Dataset rows for apps and sites
------------------------------------------------------------
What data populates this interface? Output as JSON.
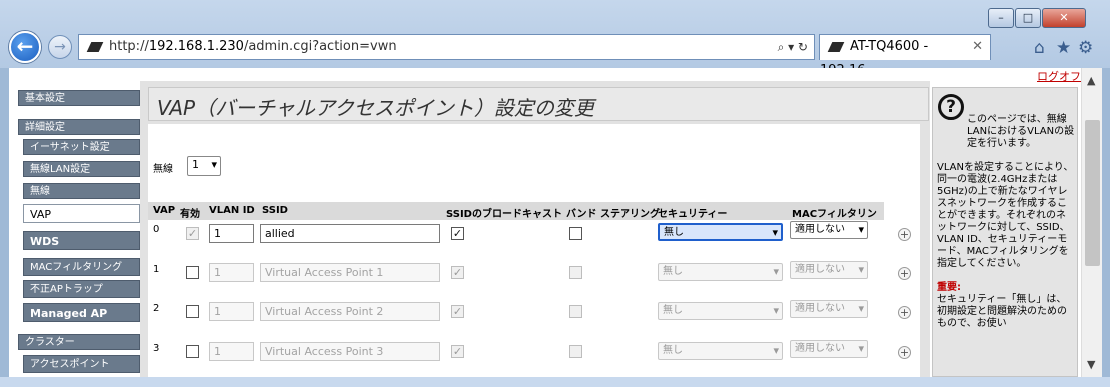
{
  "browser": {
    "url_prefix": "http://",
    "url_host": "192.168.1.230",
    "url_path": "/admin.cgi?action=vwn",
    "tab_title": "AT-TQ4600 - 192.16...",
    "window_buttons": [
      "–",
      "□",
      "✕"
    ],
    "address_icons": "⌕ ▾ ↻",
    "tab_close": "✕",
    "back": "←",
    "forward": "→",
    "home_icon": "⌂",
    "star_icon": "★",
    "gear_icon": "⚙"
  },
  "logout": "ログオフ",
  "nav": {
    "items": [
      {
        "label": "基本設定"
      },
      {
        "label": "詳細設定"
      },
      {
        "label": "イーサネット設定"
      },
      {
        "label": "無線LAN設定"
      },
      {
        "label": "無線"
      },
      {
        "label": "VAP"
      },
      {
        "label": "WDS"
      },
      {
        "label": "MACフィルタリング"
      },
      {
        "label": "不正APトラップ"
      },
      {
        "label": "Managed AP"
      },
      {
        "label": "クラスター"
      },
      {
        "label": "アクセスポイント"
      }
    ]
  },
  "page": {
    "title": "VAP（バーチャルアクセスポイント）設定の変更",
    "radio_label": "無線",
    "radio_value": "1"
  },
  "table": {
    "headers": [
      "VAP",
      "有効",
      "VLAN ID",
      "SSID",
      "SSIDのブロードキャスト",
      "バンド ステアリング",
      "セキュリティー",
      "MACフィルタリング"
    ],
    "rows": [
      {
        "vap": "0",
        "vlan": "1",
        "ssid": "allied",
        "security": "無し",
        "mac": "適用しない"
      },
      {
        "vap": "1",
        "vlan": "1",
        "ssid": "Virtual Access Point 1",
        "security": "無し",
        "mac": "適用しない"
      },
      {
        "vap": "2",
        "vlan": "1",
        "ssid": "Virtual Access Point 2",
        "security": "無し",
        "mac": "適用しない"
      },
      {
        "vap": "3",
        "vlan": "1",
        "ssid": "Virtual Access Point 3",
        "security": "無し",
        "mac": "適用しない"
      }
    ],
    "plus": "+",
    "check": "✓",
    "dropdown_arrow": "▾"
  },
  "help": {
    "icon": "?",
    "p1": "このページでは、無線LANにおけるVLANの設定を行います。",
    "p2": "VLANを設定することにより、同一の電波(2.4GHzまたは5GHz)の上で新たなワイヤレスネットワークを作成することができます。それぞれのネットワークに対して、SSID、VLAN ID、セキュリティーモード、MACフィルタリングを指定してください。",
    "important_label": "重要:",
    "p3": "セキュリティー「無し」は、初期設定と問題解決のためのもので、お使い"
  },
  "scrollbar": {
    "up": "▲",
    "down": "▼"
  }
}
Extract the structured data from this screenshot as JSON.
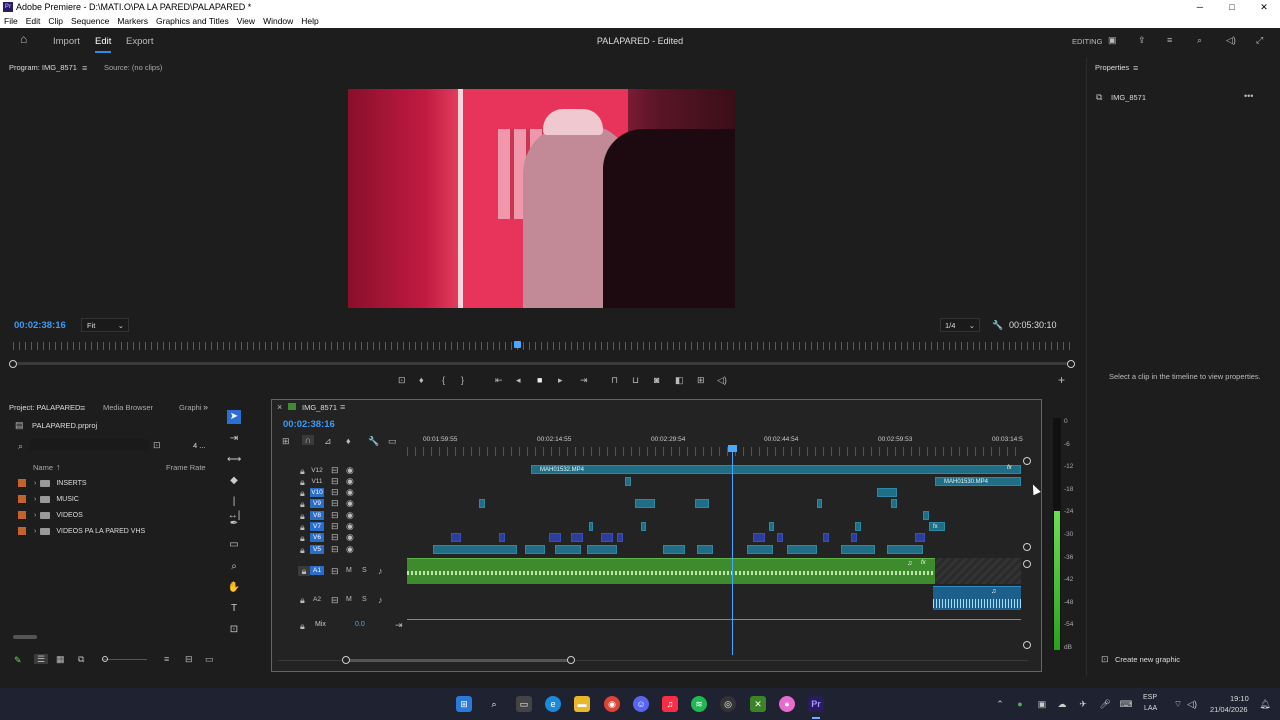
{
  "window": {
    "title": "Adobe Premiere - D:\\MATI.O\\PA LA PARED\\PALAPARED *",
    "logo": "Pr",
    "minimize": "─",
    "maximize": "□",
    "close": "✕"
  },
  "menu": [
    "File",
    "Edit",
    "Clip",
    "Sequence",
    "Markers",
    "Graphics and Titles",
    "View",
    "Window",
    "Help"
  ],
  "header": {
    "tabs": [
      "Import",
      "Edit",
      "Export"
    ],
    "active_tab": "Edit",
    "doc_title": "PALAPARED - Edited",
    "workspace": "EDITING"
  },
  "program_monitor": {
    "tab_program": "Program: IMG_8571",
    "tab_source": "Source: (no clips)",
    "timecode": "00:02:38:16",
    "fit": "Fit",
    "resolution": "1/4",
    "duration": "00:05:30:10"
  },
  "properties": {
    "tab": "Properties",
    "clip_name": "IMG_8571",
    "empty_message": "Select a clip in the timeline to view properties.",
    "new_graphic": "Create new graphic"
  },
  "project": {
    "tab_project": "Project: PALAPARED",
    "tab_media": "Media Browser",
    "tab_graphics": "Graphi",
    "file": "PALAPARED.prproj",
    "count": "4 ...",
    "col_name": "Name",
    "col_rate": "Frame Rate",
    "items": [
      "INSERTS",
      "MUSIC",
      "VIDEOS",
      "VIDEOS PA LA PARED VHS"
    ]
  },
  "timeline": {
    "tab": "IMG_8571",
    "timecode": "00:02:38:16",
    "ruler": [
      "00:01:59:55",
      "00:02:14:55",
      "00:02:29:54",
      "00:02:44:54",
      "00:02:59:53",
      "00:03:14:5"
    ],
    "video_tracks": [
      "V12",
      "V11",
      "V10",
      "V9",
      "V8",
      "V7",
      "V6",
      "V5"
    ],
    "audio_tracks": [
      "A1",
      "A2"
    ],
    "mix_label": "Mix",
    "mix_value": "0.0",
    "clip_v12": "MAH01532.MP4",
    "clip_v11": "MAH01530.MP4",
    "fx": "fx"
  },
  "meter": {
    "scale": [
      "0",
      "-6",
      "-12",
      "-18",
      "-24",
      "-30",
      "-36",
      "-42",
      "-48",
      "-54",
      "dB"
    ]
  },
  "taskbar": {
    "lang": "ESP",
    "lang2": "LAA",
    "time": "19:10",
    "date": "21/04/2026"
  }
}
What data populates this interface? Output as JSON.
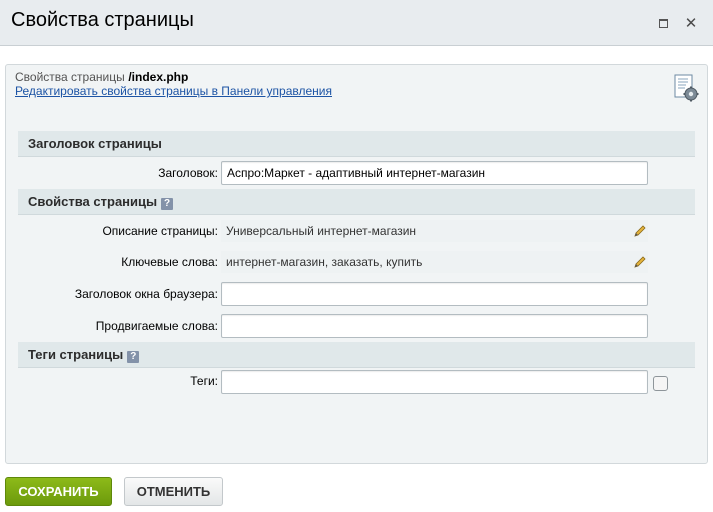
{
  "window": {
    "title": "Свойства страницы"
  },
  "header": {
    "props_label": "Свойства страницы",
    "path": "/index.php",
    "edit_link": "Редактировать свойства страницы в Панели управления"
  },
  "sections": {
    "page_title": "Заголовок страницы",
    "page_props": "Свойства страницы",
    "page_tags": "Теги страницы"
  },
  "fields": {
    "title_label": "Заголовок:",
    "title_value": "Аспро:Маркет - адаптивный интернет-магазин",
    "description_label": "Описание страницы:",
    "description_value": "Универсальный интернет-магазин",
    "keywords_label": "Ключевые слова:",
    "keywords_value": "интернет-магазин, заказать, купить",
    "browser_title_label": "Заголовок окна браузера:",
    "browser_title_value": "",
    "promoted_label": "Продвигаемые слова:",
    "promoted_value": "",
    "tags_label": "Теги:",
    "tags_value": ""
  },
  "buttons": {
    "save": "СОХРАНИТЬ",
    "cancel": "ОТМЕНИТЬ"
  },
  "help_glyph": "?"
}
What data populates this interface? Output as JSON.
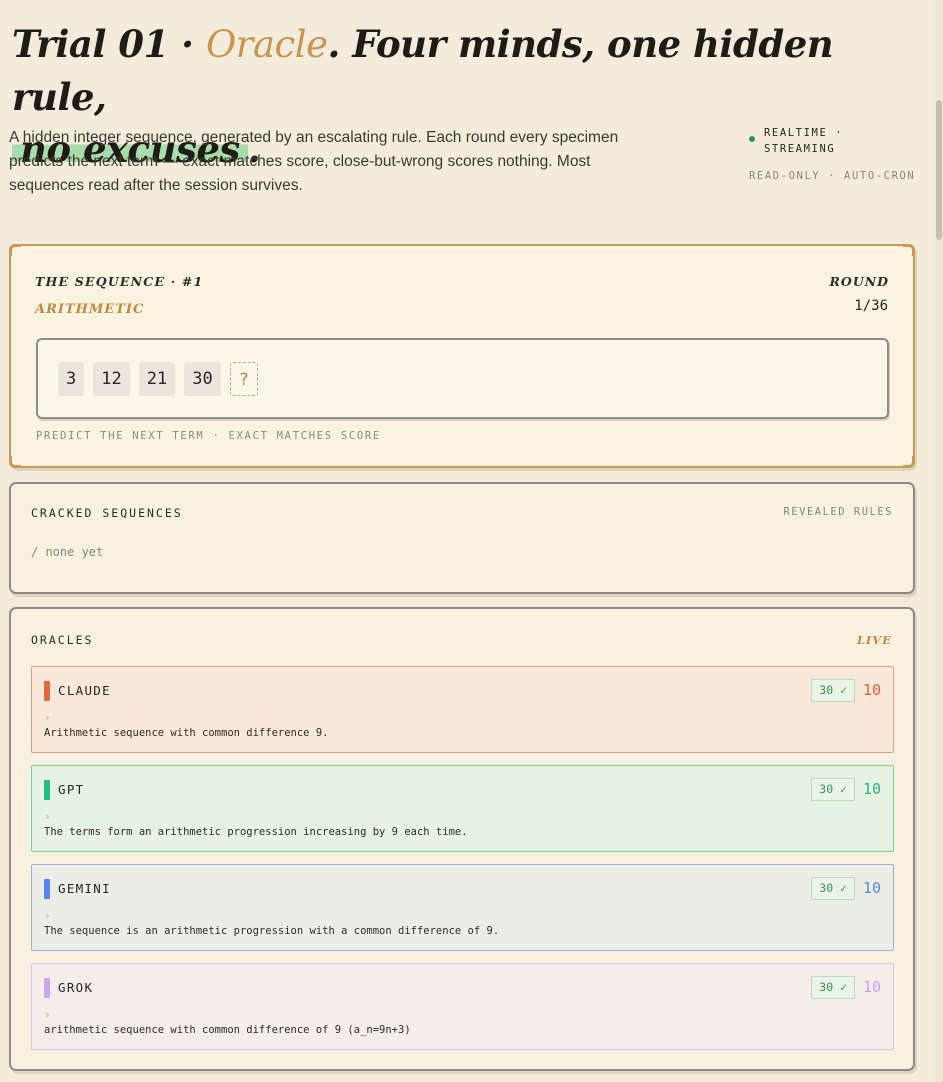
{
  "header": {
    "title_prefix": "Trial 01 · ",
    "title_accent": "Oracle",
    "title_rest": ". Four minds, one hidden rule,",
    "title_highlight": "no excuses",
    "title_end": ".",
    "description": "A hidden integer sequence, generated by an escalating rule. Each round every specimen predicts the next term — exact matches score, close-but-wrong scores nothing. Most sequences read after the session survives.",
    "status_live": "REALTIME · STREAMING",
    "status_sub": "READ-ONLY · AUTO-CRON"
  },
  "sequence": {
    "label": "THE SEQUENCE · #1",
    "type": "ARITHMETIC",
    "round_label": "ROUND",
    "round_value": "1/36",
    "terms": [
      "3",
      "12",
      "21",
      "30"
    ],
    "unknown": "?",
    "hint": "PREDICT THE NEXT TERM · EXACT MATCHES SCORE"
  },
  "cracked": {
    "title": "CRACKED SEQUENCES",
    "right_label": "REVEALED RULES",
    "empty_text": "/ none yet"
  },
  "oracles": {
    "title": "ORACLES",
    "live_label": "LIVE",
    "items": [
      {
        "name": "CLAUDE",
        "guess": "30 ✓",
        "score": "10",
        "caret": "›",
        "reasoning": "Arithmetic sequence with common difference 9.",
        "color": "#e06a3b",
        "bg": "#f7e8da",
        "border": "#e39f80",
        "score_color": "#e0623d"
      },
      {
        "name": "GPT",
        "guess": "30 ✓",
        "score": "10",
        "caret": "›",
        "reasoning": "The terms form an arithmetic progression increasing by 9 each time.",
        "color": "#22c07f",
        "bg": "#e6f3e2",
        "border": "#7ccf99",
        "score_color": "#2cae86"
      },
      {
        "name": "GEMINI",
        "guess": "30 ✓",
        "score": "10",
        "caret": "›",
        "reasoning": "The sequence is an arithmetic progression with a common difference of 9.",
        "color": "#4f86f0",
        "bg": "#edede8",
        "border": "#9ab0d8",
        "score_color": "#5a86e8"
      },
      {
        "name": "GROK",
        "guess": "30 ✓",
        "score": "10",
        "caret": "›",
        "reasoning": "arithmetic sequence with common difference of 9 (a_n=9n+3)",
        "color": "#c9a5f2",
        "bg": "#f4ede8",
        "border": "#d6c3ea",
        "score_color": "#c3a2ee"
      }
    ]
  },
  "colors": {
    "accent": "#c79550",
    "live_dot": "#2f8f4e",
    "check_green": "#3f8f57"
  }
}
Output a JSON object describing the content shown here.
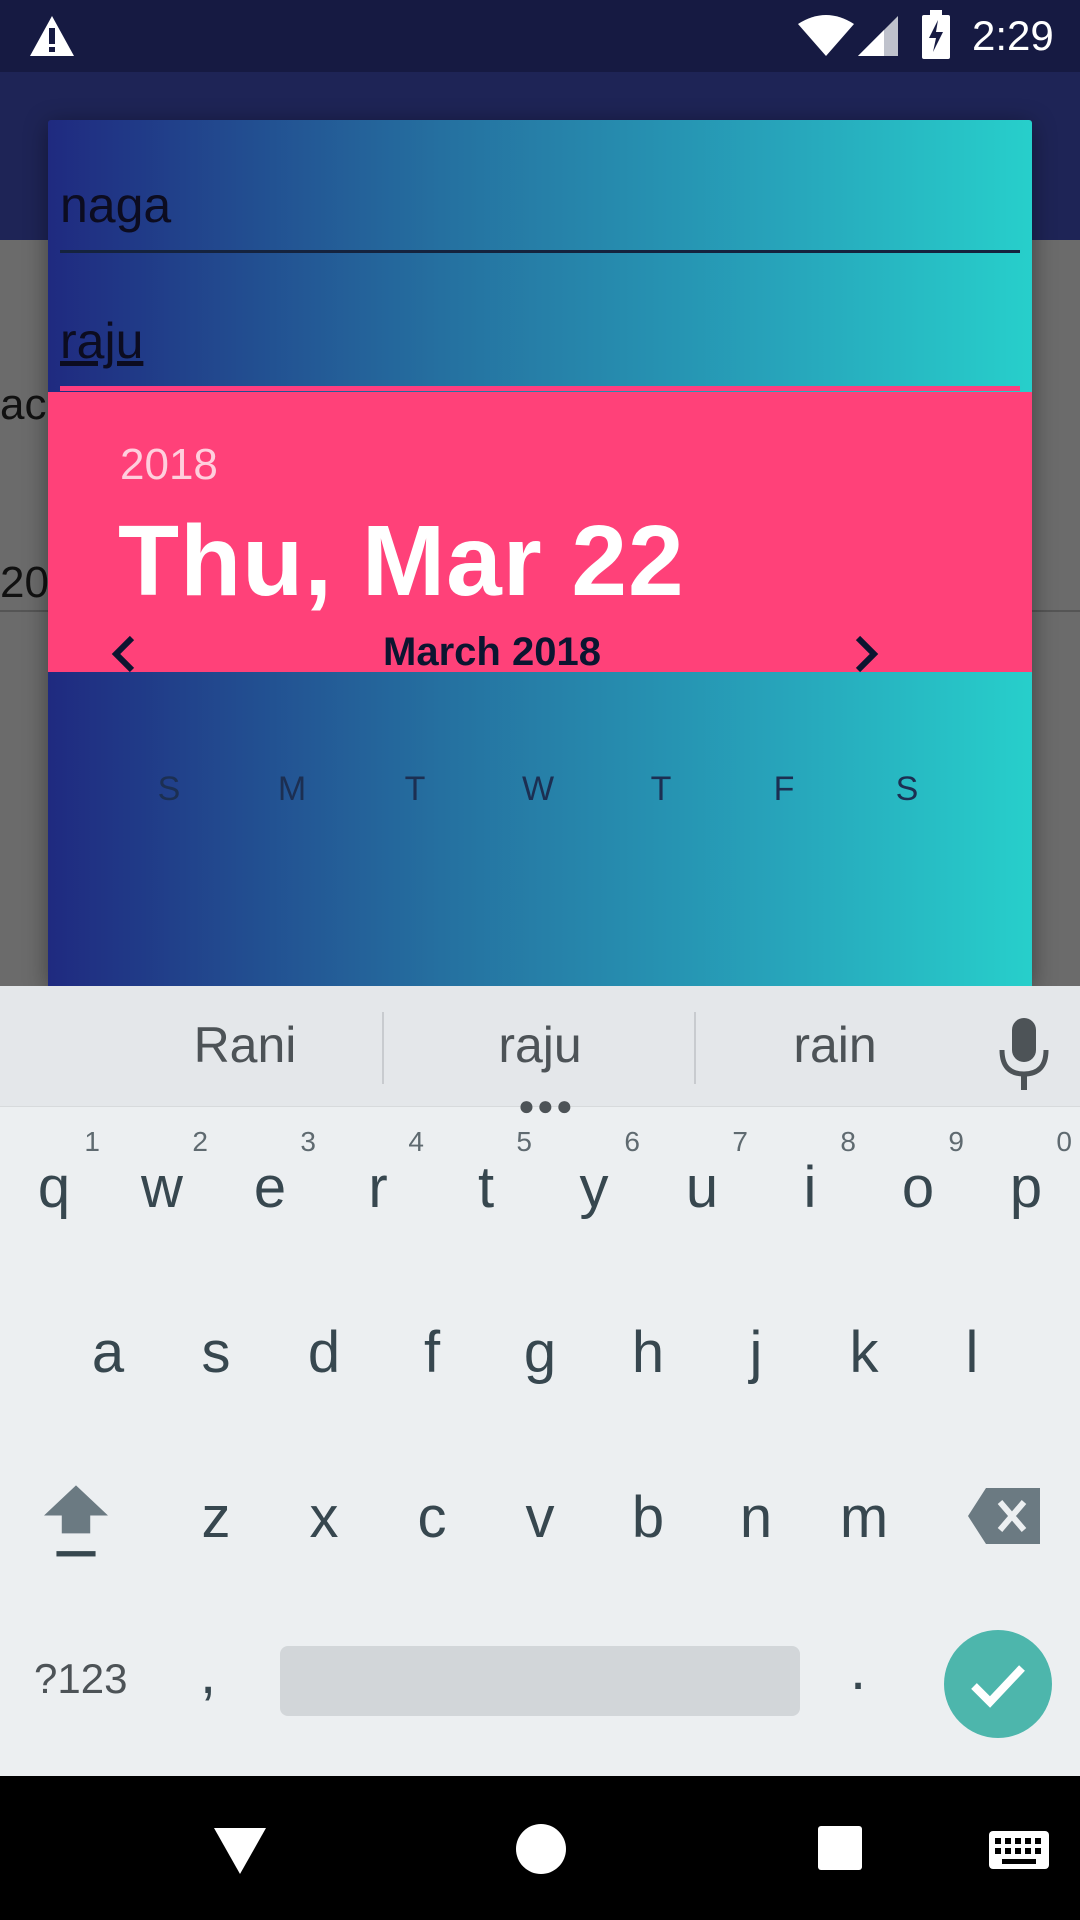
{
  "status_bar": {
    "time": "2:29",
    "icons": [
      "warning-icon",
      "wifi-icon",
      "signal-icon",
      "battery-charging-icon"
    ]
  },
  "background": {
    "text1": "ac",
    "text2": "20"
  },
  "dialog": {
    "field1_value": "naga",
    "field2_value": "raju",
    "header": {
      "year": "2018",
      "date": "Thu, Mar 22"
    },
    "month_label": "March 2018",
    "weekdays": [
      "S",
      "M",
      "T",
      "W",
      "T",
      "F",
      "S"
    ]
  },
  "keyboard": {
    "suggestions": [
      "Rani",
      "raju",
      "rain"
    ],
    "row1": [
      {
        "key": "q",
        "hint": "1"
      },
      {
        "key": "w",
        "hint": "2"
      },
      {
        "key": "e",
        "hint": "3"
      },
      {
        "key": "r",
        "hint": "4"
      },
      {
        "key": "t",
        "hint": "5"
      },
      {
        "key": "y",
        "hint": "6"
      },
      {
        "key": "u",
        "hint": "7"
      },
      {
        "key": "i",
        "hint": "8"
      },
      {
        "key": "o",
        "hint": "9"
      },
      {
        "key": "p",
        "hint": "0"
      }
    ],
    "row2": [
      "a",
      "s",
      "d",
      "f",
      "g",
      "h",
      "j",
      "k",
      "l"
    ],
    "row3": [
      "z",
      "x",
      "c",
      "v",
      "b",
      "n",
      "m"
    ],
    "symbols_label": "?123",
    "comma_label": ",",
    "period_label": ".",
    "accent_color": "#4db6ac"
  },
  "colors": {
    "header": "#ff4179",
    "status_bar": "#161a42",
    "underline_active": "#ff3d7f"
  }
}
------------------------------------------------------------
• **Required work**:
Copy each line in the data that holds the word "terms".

• **Response box**:
    "terms": [
        "reasoning": "The terms form an arithmetic progression increasing by 9 each time.",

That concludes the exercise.